Adelson was even sued by Gary and Mitchell Adelson, two sons from his first marriage, who claimed he had cheated them in a transaction of company stock. A Massachusetts judge ruled that Adelson, while “perhaps lacking paternal kindliness,” had not defrauded or misled his sons.
Mitchell Adelson died of a drug overdose in 2005.
In addition to his wife, Adelson’s survivors include four children from his two marriages.
In 1993, the Adelsons established a nonprofit drug clinic in Tel Aviv. They subsequently built two more, in Las Vegas and Macau. Adelson also invested heavily in campaigns against the legalization of marijuana, contending it was a gateway to addiction for his son and countless others.

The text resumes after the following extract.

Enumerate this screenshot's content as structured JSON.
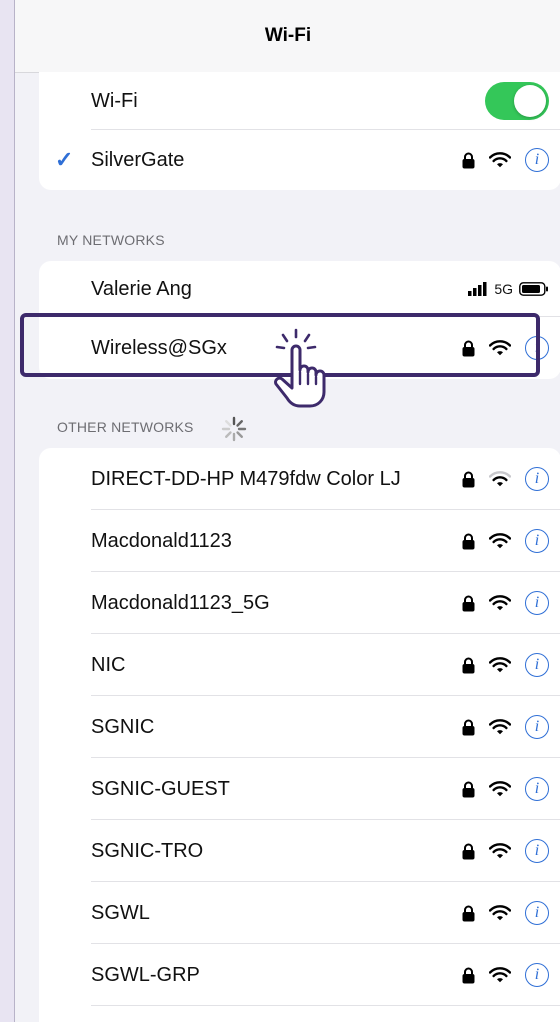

Through family foundations, the Adelsons gave millions to medical researchers in Israel and the U.S. They also funded Jewish education, contributed to Yad Vashem, the Israeli Holocaust memorial, and gave more than $410 million to Birthright, an organization that brings young Jews from all over the world to Israel.
Even before his marriage to Miriam, Israel was a cause close to Adelson’s heart.
On his first trip there, the well-heeled businessman wore shoes that had belonged to his late father, a Lithuanian immigrant who drove a taxi for a living.
Arthur Adelson had never gotten to visit Israel, his son told many audiences, and it was only fitting that at some point his shoes should touch the ground.
(Chawkins is a former Times staff writer.)